THE DATA -

- Opening Delimiter -

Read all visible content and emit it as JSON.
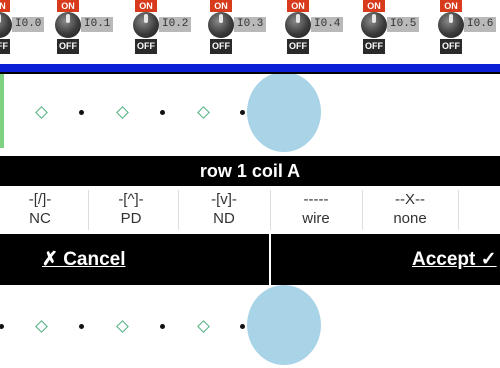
{
  "switches": [
    {
      "on_label": "ON",
      "off_label": "OFF",
      "address": "I0.0"
    },
    {
      "on_label": "ON",
      "off_label": "OFF",
      "address": "I0.1"
    },
    {
      "on_label": "ON",
      "off_label": "OFF",
      "address": "I0.2"
    },
    {
      "on_label": "ON",
      "off_label": "OFF",
      "address": "I0.3"
    },
    {
      "on_label": "ON",
      "off_label": "OFF",
      "address": "I0.4"
    },
    {
      "on_label": "ON",
      "off_label": "OFF",
      "address": "I0.5"
    },
    {
      "on_label": "ON",
      "off_label": "OFF",
      "address": "I0.6"
    }
  ],
  "dialog": {
    "title": "row 1 coil A",
    "options": [
      {
        "code": "-[/]-",
        "name": "NC"
      },
      {
        "code": "-[^]-",
        "name": "PD"
      },
      {
        "code": "-[v]-",
        "name": "ND"
      },
      {
        "code": "-----",
        "name": "wire"
      },
      {
        "code": "--X--",
        "name": "none"
      }
    ],
    "cancel_label": "✗ Cancel",
    "accept_label": "Accept ✓"
  },
  "colors": {
    "switch_on": "#d83a1c",
    "header_bar": "#0a1fd6",
    "selection_bubble": "#a9d4e8",
    "diamond_marker": "#4caf7d",
    "rail": "#7ed17e"
  }
}
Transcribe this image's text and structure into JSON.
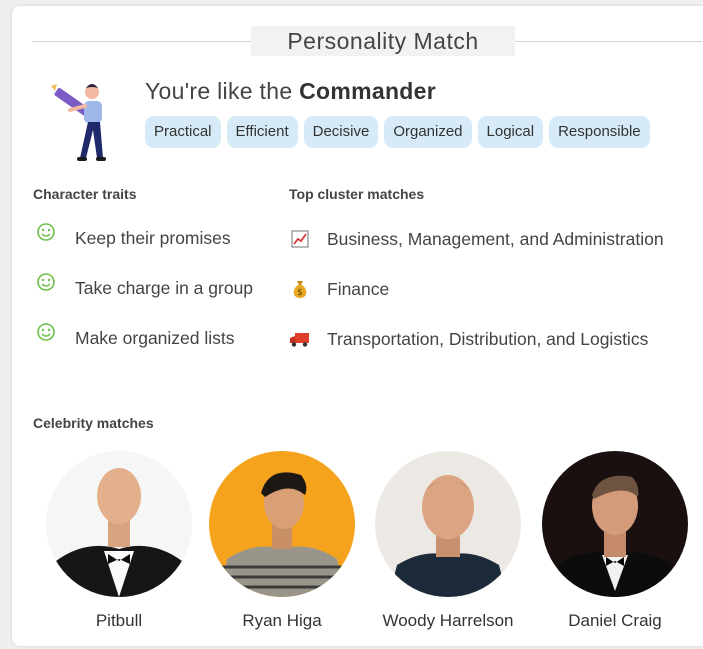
{
  "header": {
    "title": "Personality Match"
  },
  "match": {
    "prefix": "You're like the ",
    "type_name": "Commander",
    "tags": [
      "Practical",
      "Efficient",
      "Decisive",
      "Organized",
      "Logical",
      "Responsible"
    ]
  },
  "traits": {
    "label": "Character traits",
    "items": [
      {
        "text": "Keep their promises",
        "icon": "smiley-icon"
      },
      {
        "text": "Take charge in a group",
        "icon": "smiley-icon"
      },
      {
        "text": "Make organized lists",
        "icon": "smiley-icon"
      }
    ]
  },
  "clusters": {
    "label": "Top cluster matches",
    "items": [
      {
        "text": "Business, Management, and Administration",
        "icon": "chart-icon"
      },
      {
        "text": "Finance",
        "icon": "money-bag-icon"
      },
      {
        "text": "Transportation, Distribution, and Logistics",
        "icon": "truck-icon"
      }
    ]
  },
  "celebrities": {
    "label": "Celebrity matches",
    "items": [
      {
        "name": "Pitbull"
      },
      {
        "name": "Ryan Higa"
      },
      {
        "name": "Woody Harrelson"
      },
      {
        "name": "Daniel Craig"
      }
    ]
  },
  "colors": {
    "tag_bg": "#d6ebf7",
    "smiley_green": "#6cc04a",
    "title_bg": "#f2f2f2"
  }
}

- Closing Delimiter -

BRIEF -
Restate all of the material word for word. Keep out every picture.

SOLUTION FOR THIS PROBLEM -
Read all visible content and emit it as JSON.
{
  "switches": [
    {
      "on_label": "ON",
      "off_label": "OFF",
      "address": "I0.0"
    },
    {
      "on_label": "ON",
      "off_label": "OFF",
      "address": "I0.1"
    },
    {
      "on_label": "ON",
      "off_label": "OFF",
      "address": "I0.2"
    },
    {
      "on_label": "ON",
      "off_label": "OFF",
      "address": "I0.3"
    },
    {
      "on_label": "ON",
      "off_label": "OFF",
      "address": "I0.4"
    },
    {
      "on_label": "ON",
      "off_label": "OFF",
      "address": "I0.5"
    },
    {
      "on_label": "ON",
      "off_label": "OFF",
      "address": "I0.6"
    }
  ],
  "dialog": {
    "title": "row 1 coil A",
    "options": [
      {
        "code": "-[/]-",
        "name": "NC"
      },
      {
        "code": "-[^]-",
        "name": "PD"
      },
      {
        "code": "-[v]-",
        "name": "ND"
      },
      {
        "code": "-----",
        "name": "wire"
      },
      {
        "code": "--X--",
        "name": "none"
      }
    ],
    "cancel_label": "✗ Cancel",
    "accept_label": "Accept ✓"
  },
  "colors": {
    "switch_on": "#d83a1c",
    "header_bar": "#0a1fd6",
    "selection_bubble": "#a9d4e8",
    "diamond_marker": "#4caf7d",
    "rail": "#7ed17e"
  }
}
Transcribe this image's text and structure into JSON.
{
  "header": {
    "title": "Personality Match"
  },
  "match": {
    "prefix": "You're like the ",
    "type_name": "Commander",
    "tags": [
      "Practical",
      "Efficient",
      "Decisive",
      "Organized",
      "Logical",
      "Responsible"
    ]
  },
  "traits": {
    "label": "Character traits",
    "items": [
      {
        "text": "Keep their promises",
        "icon": "smiley-icon"
      },
      {
        "text": "Take charge in a group",
        "icon": "smiley-icon"
      },
      {
        "text": "Make organized lists",
        "icon": "smiley-icon"
      }
    ]
  },
  "clusters": {
    "label": "Top cluster matches",
    "items": [
      {
        "text": "Business, Management, and Administration",
        "icon": "chart-icon"
      },
      {
        "text": "Finance",
        "icon": "money-bag-icon"
      },
      {
        "text": "Transportation, Distribution, and Logistics",
        "icon": "truck-icon"
      }
    ]
  },
  "celebrities": {
    "label": "Celebrity matches",
    "items": [
      {
        "name": "Pitbull"
      },
      {
        "name": "Ryan Higa"
      },
      {
        "name": "Woody Harrelson"
      },
      {
        "name": "Daniel Craig"
      }
    ]
  },
  "colors": {
    "tag_bg": "#d6ebf7",
    "smiley_green": "#6cc04a",
    "title_bg": "#f2f2f2"
  }
}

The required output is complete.